- Work task
Scan the records below and report how many lines contain the word "JSON", giving the number by itself.

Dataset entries
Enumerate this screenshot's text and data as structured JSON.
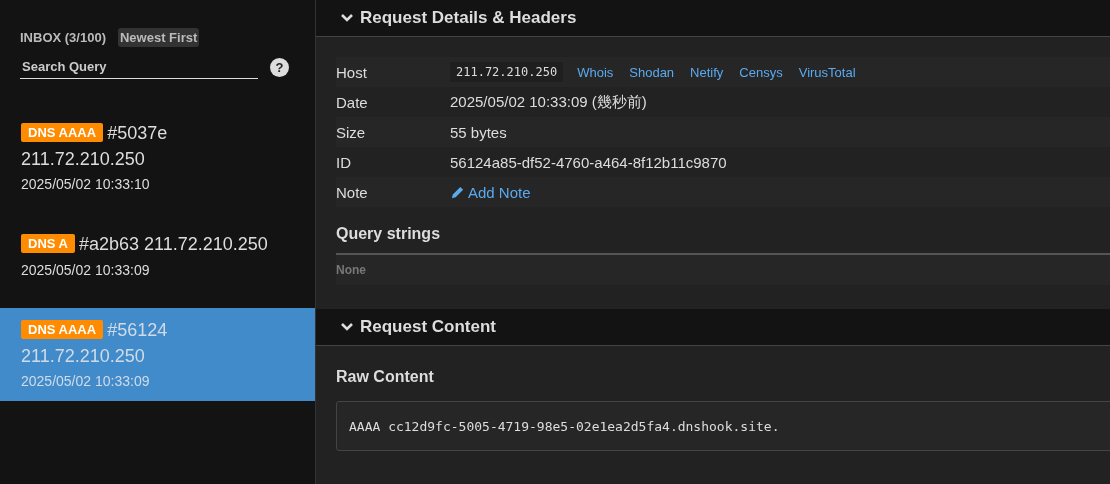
{
  "sidebar": {
    "inbox_label": "INBOX (3/100)",
    "sort_button": "Newest First",
    "search": {
      "placeholder": "Search Query"
    },
    "help": "?",
    "items": [
      {
        "tag": "DNS AAAA",
        "id": "#5037e",
        "ip": "211.72.210.250",
        "time": "2025/05/02 10:33:10",
        "selected": false
      },
      {
        "tag": "DNS A",
        "id": "#a2b63",
        "ip": "211.72.210.250",
        "time": "2025/05/02 10:33:09",
        "selected": false
      },
      {
        "tag": "DNS AAAA",
        "id": "#56124",
        "ip": "211.72.210.250",
        "time": "2025/05/02 10:33:09",
        "selected": true
      }
    ]
  },
  "details": {
    "title": "Request Details & Headers",
    "expanded": true,
    "rows": [
      {
        "kind": "host",
        "label": "Host",
        "value": "211.72.210.250",
        "links": [
          "Whois",
          "Shodan",
          "Netify",
          "Censys",
          "VirusTotal"
        ]
      },
      {
        "kind": "text",
        "label": "Date",
        "value": "2025/05/02 10:33:09 (幾秒前)"
      },
      {
        "kind": "text",
        "label": "Size",
        "value": "55 bytes"
      },
      {
        "kind": "text",
        "label": "ID",
        "value": "56124a85-df52-4760-a464-8f12b11c9870"
      },
      {
        "kind": "link",
        "label": "Note",
        "value": "Add Note"
      }
    ],
    "query_title": "Query strings",
    "query_empty": "None"
  },
  "content": {
    "title": "Request Content",
    "expanded": true,
    "raw_title": "Raw Content",
    "raw": "AAAA cc12d9fc-5005-4719-98e5-02e1ea2d5fa4.dnshook.site."
  }
}
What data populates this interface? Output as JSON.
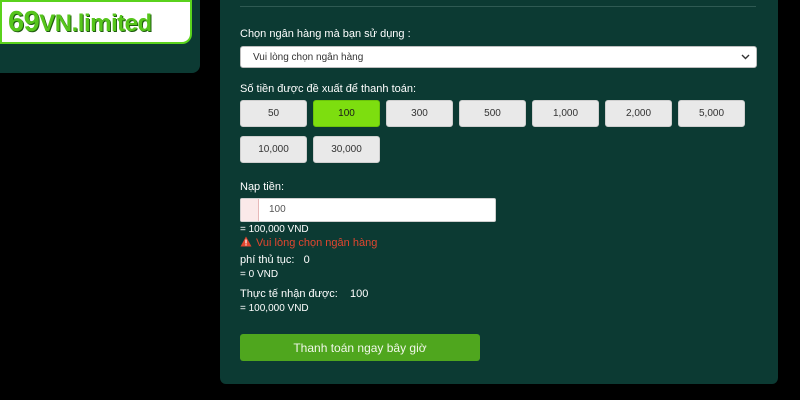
{
  "brand": {
    "logo_main": "69",
    "logo_rest": "VN.limited"
  },
  "bank": {
    "label": "Chọn ngân hàng mà bạn sử dụng :",
    "selected": "Vui lòng chọn ngân hàng"
  },
  "suggested": {
    "label": "Số tiền được đề xuất để thanh toán:",
    "amounts": [
      "50",
      "100",
      "300",
      "500",
      "1,000",
      "2,000",
      "5,000",
      "10,000",
      "30,000"
    ],
    "active_index": 1
  },
  "deposit": {
    "label": "Nạp tiền:",
    "value": "100",
    "converted": "= 100,000 VND"
  },
  "error": {
    "message": "Vui lòng chọn ngân hàng"
  },
  "fee": {
    "label": "phí thủ tục:",
    "value": "0",
    "converted": "= 0 VND"
  },
  "received": {
    "label": "Thực tế nhận được:",
    "value": "100",
    "converted": "= 100,000 VND"
  },
  "actions": {
    "pay_label": "Thanh toán ngay bây giờ"
  },
  "colors": {
    "panel": "#0c3a33",
    "active_amount": "#7dde0f",
    "pay_button": "#4fa61e",
    "error": "#e1462f",
    "brand_green": "#56c51b"
  }
}
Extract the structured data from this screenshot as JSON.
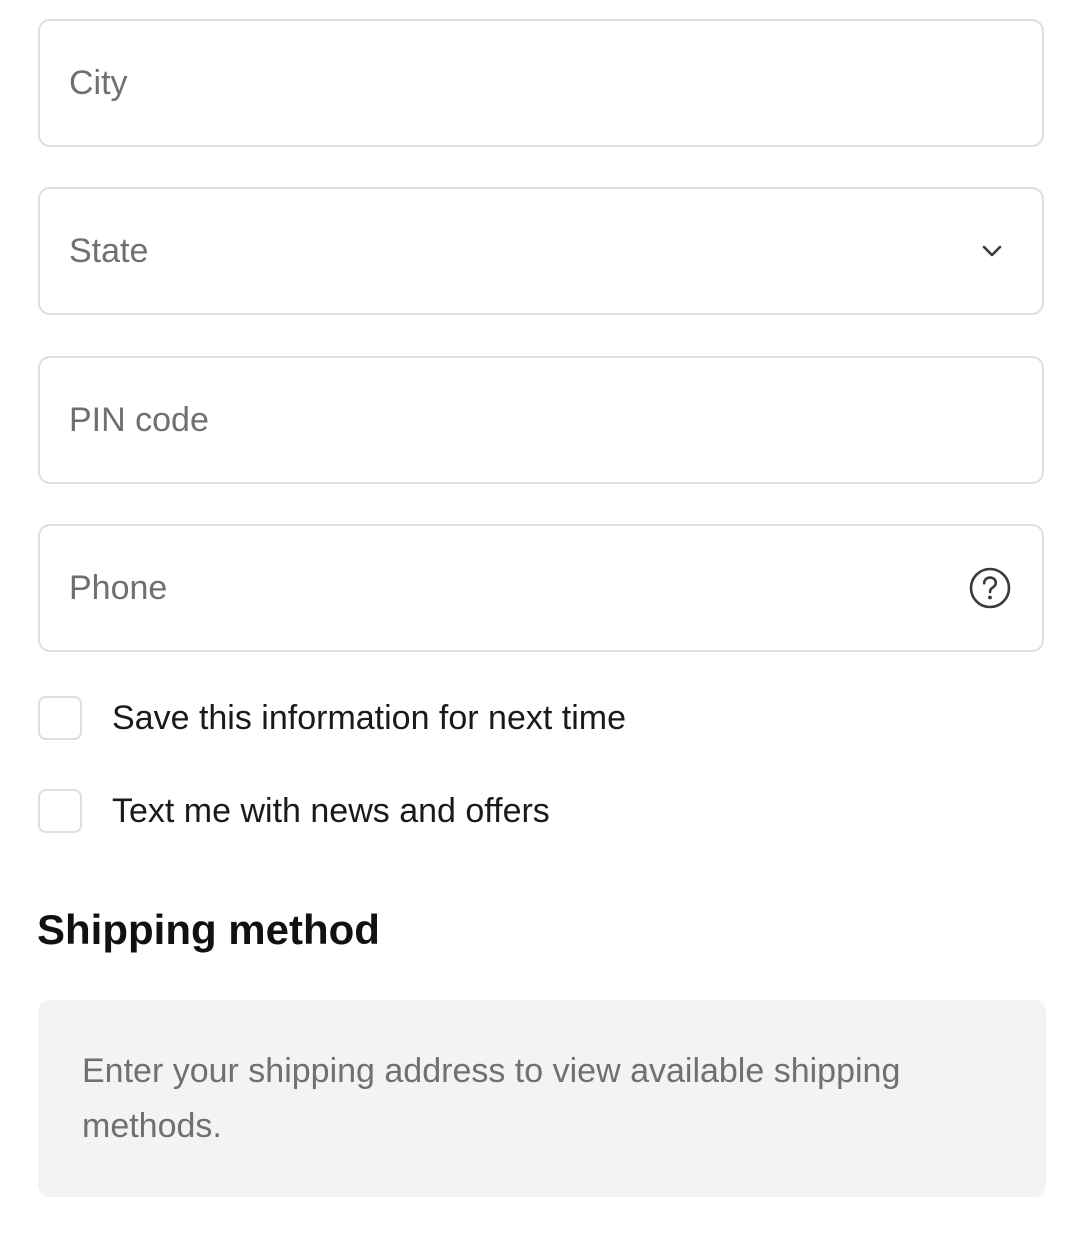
{
  "form": {
    "city": {
      "placeholder": "City",
      "value": ""
    },
    "state": {
      "placeholder": "State",
      "value": ""
    },
    "pin": {
      "placeholder": "PIN code",
      "value": ""
    },
    "phone": {
      "placeholder": "Phone",
      "value": ""
    }
  },
  "checkboxes": {
    "save_info": {
      "label": "Save this information for next time",
      "checked": false
    },
    "text_offers": {
      "label": "Text me with news and offers",
      "checked": false
    }
  },
  "shipping": {
    "title": "Shipping method",
    "notice": "Enter your shipping address to view available shipping methods."
  },
  "icons": {
    "state_dropdown": "chevron-down-icon",
    "phone_help": "help-circle-icon"
  },
  "colors": {
    "border": "#dedede",
    "placeholder": "#707070",
    "text": "#1a1a1a",
    "notice_bg": "#f3f3f3"
  }
}
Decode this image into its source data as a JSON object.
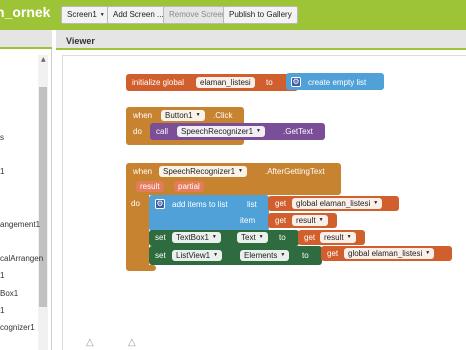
{
  "topbar": {
    "project": "n_ornek",
    "screen_btn": "Screen1",
    "add_screen": "Add Screen ...",
    "remove_screen": "Remove Screen",
    "publish": "Publish to Gallery"
  },
  "components": {
    "items": [
      "s",
      "1",
      "angement1",
      "calArrangen",
      "1",
      "Box1",
      "1",
      "cognizer1"
    ]
  },
  "viewer": {
    "title": "Viewer"
  },
  "blocks": {
    "init": {
      "label": "initialize global",
      "var": "elaman_listesi",
      "to": "to",
      "value": "create empty list"
    },
    "click": {
      "when": "when",
      "comp": "Button1",
      "event": ".Click",
      "do": "do",
      "call": "call",
      "call_comp": "SpeechRecognizer1",
      "method": ".GetText"
    },
    "after": {
      "when": "when",
      "comp": "SpeechRecognizer1",
      "event": ".AfterGettingText",
      "p1": "result",
      "p2": "partial",
      "do": "do",
      "add": "add items to list",
      "list": "list",
      "get": "get",
      "glist": "global elaman_listesi",
      "item": "item",
      "result": "result",
      "set": "set",
      "tb": "TextBox1",
      "text": "Text",
      "to": "to",
      "lv": "ListView1",
      "elements": "Elements",
      "gvar": "global elaman_listesi"
    }
  },
  "colors": {
    "topbar": "#9dc436",
    "variable": "#d05f2d",
    "event": "#c88330",
    "procedure": "#7b4f97",
    "list": "#4fa1d8",
    "setter": "#2e6b3e",
    "getter": "#e47b5a"
  }
}
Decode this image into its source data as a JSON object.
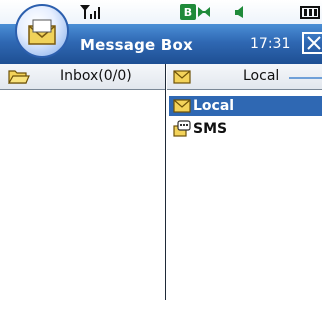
{
  "status_bar": {
    "icons": [
      "signal-icon",
      "bluetooth-icon",
      "speaker-icon",
      "battery-icon"
    ],
    "bluetooth_glyph": "B"
  },
  "title_bar": {
    "app_title": "Message Box",
    "time": "17:31"
  },
  "left_pane": {
    "folder_label": "Inbox(0/0)"
  },
  "right_pane": {
    "dropdown_label": "Local",
    "tree": [
      {
        "label": "Local",
        "selected": true,
        "icon": "envelope-icon"
      },
      {
        "label": "SMS",
        "selected": false,
        "icon": "sms-icon"
      }
    ]
  },
  "colors": {
    "titlebar": "#2f68b3",
    "selection": "#2f68b3",
    "status_green": "#1f8a3a"
  }
}
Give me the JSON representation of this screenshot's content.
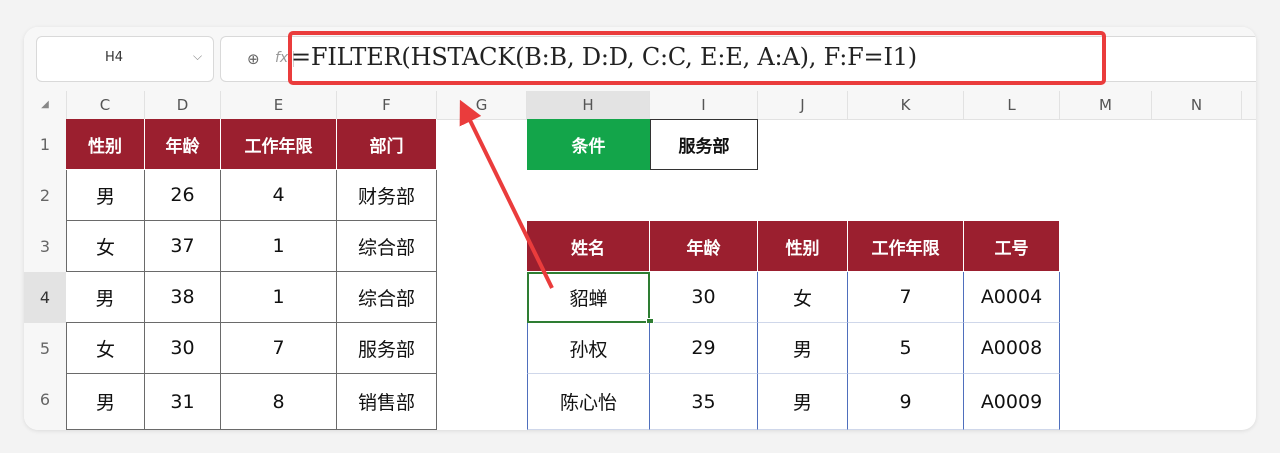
{
  "namebox": {
    "cell_ref": "H4",
    "chevron": "⌵"
  },
  "formula_bar": {
    "zoom_icon": "⊕",
    "fx_label": "fx",
    "formula": "=FILTER(HSTACK(B:B, D:D, C:C, E:E, A:A), F:F=I1)"
  },
  "columns": [
    "C",
    "D",
    "E",
    "F",
    "G",
    "H",
    "I",
    "J",
    "K",
    "L",
    "M",
    "N"
  ],
  "active_column": "H",
  "rows": [
    "1",
    "2",
    "3",
    "4",
    "5",
    "6"
  ],
  "active_row": "4",
  "left_table": {
    "headers": [
      "性别",
      "年龄",
      "工作年限",
      "部门"
    ],
    "rows": [
      [
        "男",
        "26",
        "4",
        "财务部"
      ],
      [
        "女",
        "37",
        "1",
        "综合部"
      ],
      [
        "男",
        "38",
        "1",
        "综合部"
      ],
      [
        "女",
        "30",
        "7",
        "服务部"
      ],
      [
        "男",
        "31",
        "8",
        "销售部"
      ]
    ]
  },
  "condition": {
    "label": "条件",
    "value": "服务部"
  },
  "result_table": {
    "headers": [
      "姓名",
      "年龄",
      "性别",
      "工作年限",
      "工号"
    ],
    "rows": [
      [
        "貂蝉",
        "30",
        "女",
        "7",
        "A0004"
      ],
      [
        "孙权",
        "29",
        "男",
        "5",
        "A0008"
      ],
      [
        "陈心怡",
        "35",
        "男",
        "9",
        "A0009"
      ]
    ]
  },
  "colors": {
    "header_red": "#9b1f2f",
    "condition_green": "#13a54a",
    "highlight_red": "#ea3c3c",
    "selection_green": "#2e7d32"
  }
}
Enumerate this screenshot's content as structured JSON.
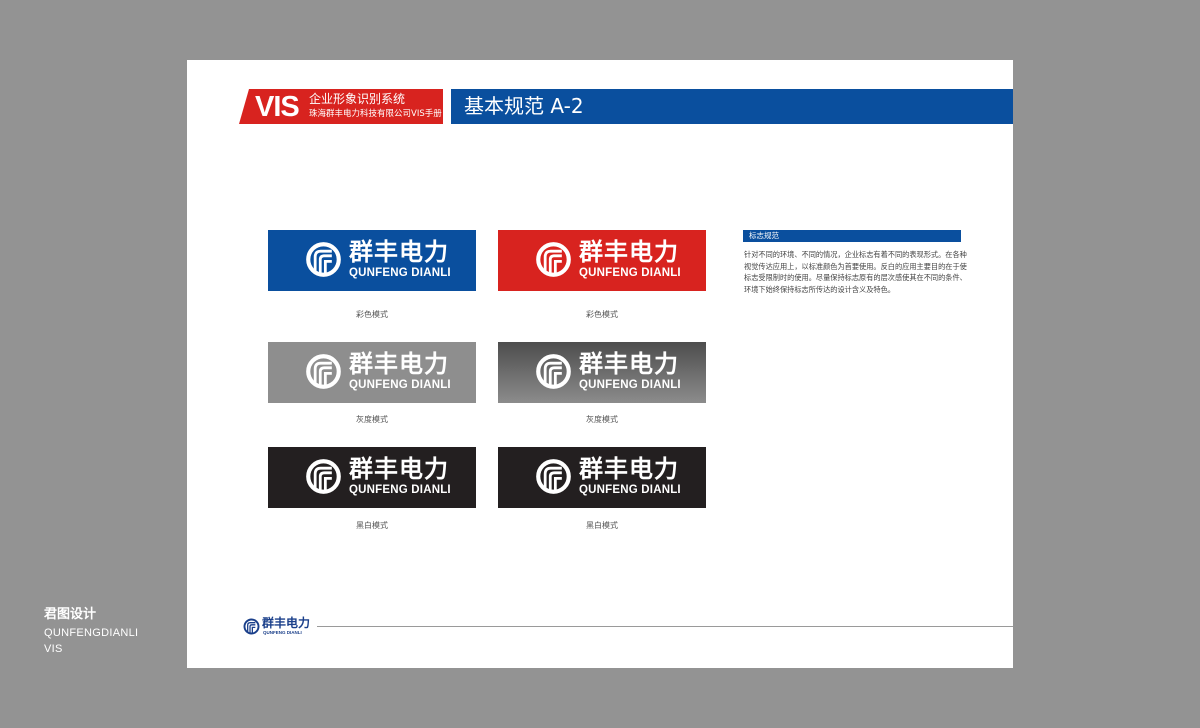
{
  "header": {
    "vis_label": "VIS",
    "vis_line1": "企业形象识别系统",
    "vis_line2": "珠海群丰电力科技有限公司VIS手册",
    "page_title": "基本规范 A-2"
  },
  "logo": {
    "cn": "群丰电力",
    "en": "QUNFENG DIANLI",
    "icon": "qunfeng-logo-mark"
  },
  "cards": [
    {
      "caption": "彩色模式",
      "bg": "#0a4f9e"
    },
    {
      "caption": "彩色模式",
      "bg": "#d8231f"
    },
    {
      "caption": "灰度模式",
      "bg": "#8e8e8e"
    },
    {
      "caption": "灰度模式",
      "bg": "#6e6e6e"
    },
    {
      "caption": "黑白模式",
      "bg": "#231f20"
    },
    {
      "caption": "黑白模式",
      "bg": "#231f20"
    }
  ],
  "spec": {
    "tag": "标志规范",
    "text": "针对不同的环境、不同的情况，企业标志有着不同的表现形式。在各种视觉传达应用上，以标准颜色为首要使用。反白的应用主要目的在于使标志受限制时的使用。尽量保持标志原有的层次感使其在不同的条件、环境下始终保持标志所传达的设计含义及特色。"
  },
  "footer": {
    "cn": "群丰电力",
    "en": "QUNFENG DIANLI"
  },
  "studio": {
    "line1": "君图设计",
    "line2": "QUNFENGDIANLI",
    "line3": "VIS"
  },
  "colors": {
    "brand_blue": "#0a4f9e",
    "brand_red": "#d8231f",
    "backdrop": "#939393"
  }
}
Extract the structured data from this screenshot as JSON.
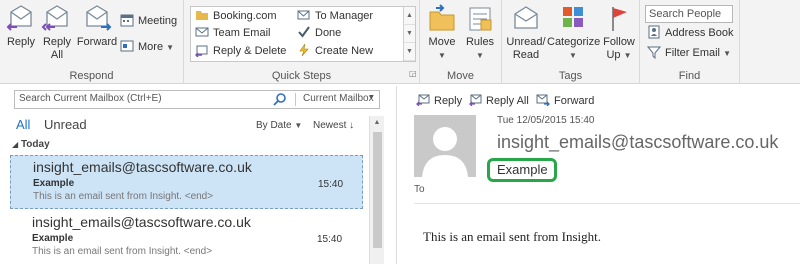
{
  "ribbon": {
    "respond": {
      "label": "Respond",
      "reply": "Reply",
      "reply_all_line1": "Reply",
      "reply_all_line2": "All",
      "forward": "Forward",
      "meeting": "Meeting",
      "more": "More"
    },
    "quick_steps": {
      "label": "Quick Steps",
      "items": [
        "Booking.com",
        "To Manager",
        "Team Email",
        "Done",
        "Reply & Delete",
        "Create New"
      ]
    },
    "move": {
      "label": "Move",
      "move": "Move",
      "rules": "Rules"
    },
    "tags": {
      "label": "Tags",
      "unread_read_line1": "Unread/",
      "unread_read_line2": "Read",
      "categorize": "Categorize",
      "follow_up_line1": "Follow",
      "follow_up_line2": "Up"
    },
    "find": {
      "label": "Find",
      "search_people_placeholder": "Search People",
      "address_book": "Address Book",
      "filter_email": "Filter Email"
    }
  },
  "list_pane": {
    "search_placeholder": "Search Current Mailbox (Ctrl+E)",
    "search_scope": "Current Mailbox",
    "filter_all": "All",
    "filter_unread": "Unread",
    "sort_by": "By Date",
    "sort_order": "Newest",
    "group_header": "Today",
    "messages": [
      {
        "from": "insight_emails@tascsoftware.co.uk",
        "subject": "Example",
        "preview": "This is an email sent from Insight. <end>",
        "time": "15:40"
      },
      {
        "from": "insight_emails@tascsoftware.co.uk",
        "subject": "Example",
        "preview": "This is an email sent from Insight. <end>",
        "time": "15:40"
      }
    ]
  },
  "reading_pane": {
    "actions": {
      "reply": "Reply",
      "reply_all": "Reply All",
      "forward": "Forward"
    },
    "date": "Tue 12/05/2015 15:40",
    "from": "insight_emails@tascsoftware.co.uk",
    "subject": "Example",
    "to_label": "To",
    "body": "This is an email sent from Insight."
  },
  "colors": {
    "accent_blue": "#1e73c9",
    "selected_row": "#cde3f6",
    "highlight_green": "#27a74a",
    "ribbon_bg": "#f3f3f3"
  }
}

- Written response
8